In addition, facilities that offer dementia care services must employ 24-hour awake staff. Administrators and staff caring for dementia patients are required to complete specialty training within 120 days of beginning patient care services. Training is outcome based and includes the skills and core knowledge needed to safely and effectively care for special needs residents. Direct supervision is required until the staff member completes all training modules successfully.
Through Washington Medicaid, qualified individuals can receive residential care services in state contracted assisted living facilities. Residents of ALFs may be eligible for personal care and other services through specific Medicaid waiver programs.

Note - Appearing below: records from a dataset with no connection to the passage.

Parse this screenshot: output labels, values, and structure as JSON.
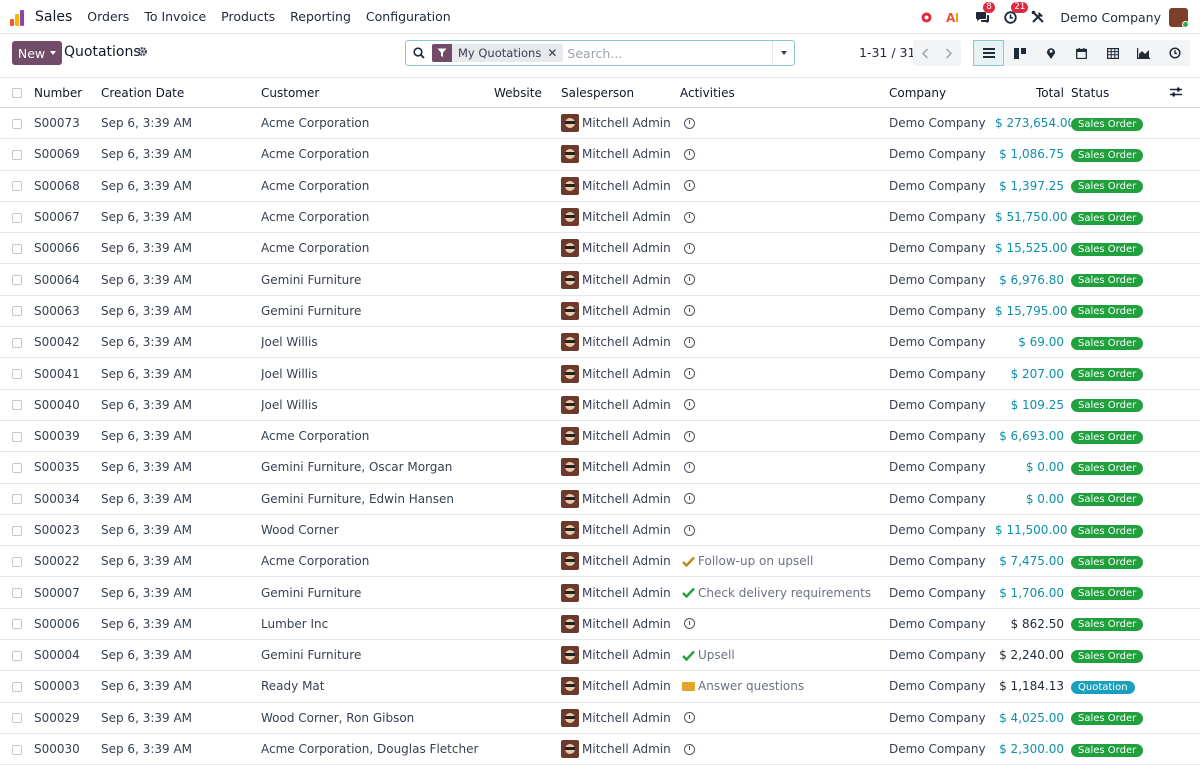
{
  "navbar": {
    "app_name": "Sales",
    "menu": [
      "Orders",
      "To Invoice",
      "Products",
      "Reporting",
      "Configuration"
    ],
    "messages_badge": "8",
    "activities_badge": "21",
    "company": "Demo Company",
    "logo_colors": [
      "#f05a28",
      "#ffb400",
      "#8e44ad",
      "#2b7bb9"
    ]
  },
  "control": {
    "new_label": "New",
    "title": "Quotations",
    "facet_label": "My Quotations",
    "search_placeholder": "Search...",
    "pager": "1-31 / 31"
  },
  "columns": {
    "number": "Number",
    "creation_date": "Creation Date",
    "customer": "Customer",
    "website": "Website",
    "salesperson": "Salesperson",
    "activities": "Activities",
    "company": "Company",
    "total": "Total",
    "status": "Status"
  },
  "rows": [
    {
      "number": "S00073",
      "date": "Sep 6, 3:39 AM",
      "customer": "Acme Corporation",
      "salesperson": "Mitchell Admin",
      "activity": "",
      "activity_type": "clock",
      "company": "Demo Company",
      "total": "$ 273,654.00",
      "total_style": "link",
      "status": "Sales Order"
    },
    {
      "number": "S00069",
      "date": "Sep 6, 3:39 AM",
      "customer": "Acme Corporation",
      "salesperson": "Mitchell Admin",
      "activity": "",
      "activity_type": "clock",
      "company": "Demo Company",
      "total": "$ 1,086.75",
      "total_style": "link",
      "status": "Sales Order"
    },
    {
      "number": "S00068",
      "date": "Sep 6, 3:39 AM",
      "customer": "Acme Corporation",
      "salesperson": "Mitchell Admin",
      "activity": "",
      "activity_type": "clock",
      "company": "Demo Company",
      "total": "$ 1,397.25",
      "total_style": "link",
      "status": "Sales Order"
    },
    {
      "number": "S00067",
      "date": "Sep 6, 3:39 AM",
      "customer": "Acme Corporation",
      "salesperson": "Mitchell Admin",
      "activity": "",
      "activity_type": "clock",
      "company": "Demo Company",
      "total": "$ 51,750.00",
      "total_style": "link",
      "status": "Sales Order"
    },
    {
      "number": "S00066",
      "date": "Sep 6, 3:39 AM",
      "customer": "Acme Corporation",
      "salesperson": "Mitchell Admin",
      "activity": "",
      "activity_type": "clock",
      "company": "Demo Company",
      "total": "$ 15,525.00",
      "total_style": "link",
      "status": "Sales Order"
    },
    {
      "number": "S00064",
      "date": "Sep 6, 3:39 AM",
      "customer": "Gemini Furniture",
      "salesperson": "Mitchell Admin",
      "activity": "",
      "activity_type": "clock",
      "company": "Demo Company",
      "total": "$ 6,976.80",
      "total_style": "link",
      "status": "Sales Order"
    },
    {
      "number": "S00063",
      "date": "Sep 6, 3:39 AM",
      "customer": "Gemini Furniture",
      "salesperson": "Mitchell Admin",
      "activity": "",
      "activity_type": "clock",
      "company": "Demo Company",
      "total": "$ 15,795.00",
      "total_style": "link",
      "status": "Sales Order"
    },
    {
      "number": "S00042",
      "date": "Sep 6, 3:39 AM",
      "customer": "Joel Willis",
      "salesperson": "Mitchell Admin",
      "activity": "",
      "activity_type": "clock",
      "company": "Demo Company",
      "total": "$ 69.00",
      "total_style": "link",
      "status": "Sales Order"
    },
    {
      "number": "S00041",
      "date": "Sep 6, 3:39 AM",
      "customer": "Joel Willis",
      "salesperson": "Mitchell Admin",
      "activity": "",
      "activity_type": "clock",
      "company": "Demo Company",
      "total": "$ 207.00",
      "total_style": "link",
      "status": "Sales Order"
    },
    {
      "number": "S00040",
      "date": "Sep 6, 3:39 AM",
      "customer": "Joel Willis",
      "salesperson": "Mitchell Admin",
      "activity": "",
      "activity_type": "clock",
      "company": "Demo Company",
      "total": "$ 109.25",
      "total_style": "link",
      "status": "Sales Order"
    },
    {
      "number": "S00039",
      "date": "Sep 6, 3:39 AM",
      "customer": "Acme Corporation",
      "salesperson": "Mitchell Admin",
      "activity": "",
      "activity_type": "clock",
      "company": "Demo Company",
      "total": "$ 6,693.00",
      "total_style": "link",
      "status": "Sales Order"
    },
    {
      "number": "S00035",
      "date": "Sep 6, 3:39 AM",
      "customer": "Gemini Furniture, Oscar Morgan",
      "salesperson": "Mitchell Admin",
      "activity": "",
      "activity_type": "clock",
      "company": "Demo Company",
      "total": "$ 0.00",
      "total_style": "link",
      "status": "Sales Order"
    },
    {
      "number": "S00034",
      "date": "Sep 6, 3:39 AM",
      "customer": "Gemini Furniture, Edwin Hansen",
      "salesperson": "Mitchell Admin",
      "activity": "",
      "activity_type": "clock",
      "company": "Demo Company",
      "total": "$ 0.00",
      "total_style": "link",
      "status": "Sales Order"
    },
    {
      "number": "S00023",
      "date": "Sep 6, 3:39 AM",
      "customer": "Wood Corner",
      "salesperson": "Mitchell Admin",
      "activity": "",
      "activity_type": "clock",
      "company": "Demo Company",
      "total": "$ 11,500.00",
      "total_style": "link",
      "status": "Sales Order"
    },
    {
      "number": "S00022",
      "date": "Sep 6, 3:39 AM",
      "customer": "Acme Corporation",
      "salesperson": "Mitchell Admin",
      "activity": "Follow-up on upsell",
      "activity_type": "check-amber",
      "company": "Demo Company",
      "total": "$ 7,475.00",
      "total_style": "link",
      "status": "Sales Order"
    },
    {
      "number": "S00007",
      "date": "Sep 6, 3:39 AM",
      "customer": "Gemini Furniture",
      "salesperson": "Mitchell Admin",
      "activity": "Check delivery requirements",
      "activity_type": "check-green",
      "company": "Demo Company",
      "total": "$ 1,706.00",
      "total_style": "link",
      "status": "Sales Order"
    },
    {
      "number": "S00006",
      "date": "Sep 6, 3:39 AM",
      "customer": "Lumber Inc",
      "salesperson": "Mitchell Admin",
      "activity": "",
      "activity_type": "clock",
      "company": "Demo Company",
      "total": "$ 862.50",
      "total_style": "plain",
      "status": "Sales Order"
    },
    {
      "number": "S00004",
      "date": "Sep 6, 3:39 AM",
      "customer": "Gemini Furniture",
      "salesperson": "Mitchell Admin",
      "activity": "Upsell",
      "activity_type": "check-green",
      "company": "Demo Company",
      "total": "$ 2,240.00",
      "total_style": "plain",
      "status": "Sales Order"
    },
    {
      "number": "S00003",
      "date": "Sep 6, 3:39 AM",
      "customer": "Ready Mat",
      "salesperson": "Mitchell Admin",
      "activity": "Answer questions",
      "activity_type": "envelope",
      "company": "Demo Company",
      "total": "$ 1,184.13",
      "total_style": "plain",
      "status": "Quotation"
    },
    {
      "number": "S00029",
      "date": "Sep 6, 3:39 AM",
      "customer": "Wood Corner, Ron Gibson",
      "salesperson": "Mitchell Admin",
      "activity": "",
      "activity_type": "clock",
      "company": "Demo Company",
      "total": "$ 4,025.00",
      "total_style": "link",
      "status": "Sales Order"
    },
    {
      "number": "S00030",
      "date": "Sep 6, 3:39 AM",
      "customer": "Acme Corporation, Douglas Fletcher",
      "salesperson": "Mitchell Admin",
      "activity": "",
      "activity_type": "clock",
      "company": "Demo Company",
      "total": "$ 2,300.00",
      "total_style": "link",
      "status": "Sales Order"
    }
  ]
}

Any suspected abuse should be reported online through DSHS or by phone at 800-562-6078. Complaints can include failure to provide care, unsafe or unclean facilities, improperly prepared food and patient neglect. Reports may be made anonymously.
Complaints about elder abuse can also be reported to a county Long-Term Care Ombudsman. The state Long-Term Care Ombudsman can be reached by telephone at 800-562-6028.
There are multiple resources throughout Washington state that may be helpful to seniors with memory care issues, their families and caregivers. These organizations educate the public on the topics of dementia and Alzheimer’s disease, and some can connect families and seniors to clinical trials, support groups and additional resources.
|Alzheimer’s Association Washington State Chapter||800-272-3900||The Alzheimer’s Association has a Washington state chapter that serves seniors and caregivers in 47 counties throughout the Pacific Northwest. The website contains information about Alzheimer’s and dementia to educate family members, including ways to get involved. This association holds local and national awareness and fundraising events and contributes to Alzheimer’s research efforts. The toll-free helpline is available 24/7.|
|Alzheimer’s Disease Research Center||855-744-0588||Funded by the National Institutes of Health (NIH), the ADRC is at the forefront of Alzheimer’s and dementia research and education. There’s news on the website regarding clinical trials and helpful resources for caregivers and families of seniors with Alzheimer’s and dementia.|
|Aging and Long Term Support Administration (ALTA) Dementia Action Collaborative (DAC)||360-725-2300||The Dementia Action Collaborative (DAC) hosts two annual public meetings for caregivers and family members of seniors with any form of dementia, including Alzheimer’s disease. The website has helpful tools and educational resources on the topic, including a series of videos.|
|Dementia Support Northwest||360-671-3316||Families of seniors with memory issues such as Alzheimer’s disease or another form of dementia can find support through this organization. There are community events and support groups, along with educational seminars. This organization provides electronic technology to prevent wandering through Project Lifesaver and Whatcom County Search and Rescue.|
Note: The following information was compiled and most recently updated on 2/15/2022. Since COVID-19 is a rapidly evolving crisis, be sure to contact your Memory Care Facility or local Area Agency on Aging for the most up-to-date information.
|Am I allowed to visit my loved one in person?||Yes (Conditions Apply)|
|Is my loved one required to quarantine after I visit him or her?||No|
|Am I required to wear a mask if I visit my loved one in person?||Yes|
|Are visitors screened for elevated temperatures?||Yes|
|Are residents allowed to leave the facility at-will?||Yes|
|Are residents of senior living facilities who leave required to quarantine when they get back?||No (Conditions Apply)|
|Are staff members and contractors checked for elevated temperatures?||Yes|
|Are staff members and contractors tested for COVID-19?||Yes (Conditions Apply)|
|Do staff members have to regularly screen residents for COVID-19 symptoms?||Yes|
|Do staff members have to regularly check residents for elevated temperatures?||Yes|
|Do staff members have to regularly test residents for COVID-19?||Yes (Conditions Apply)|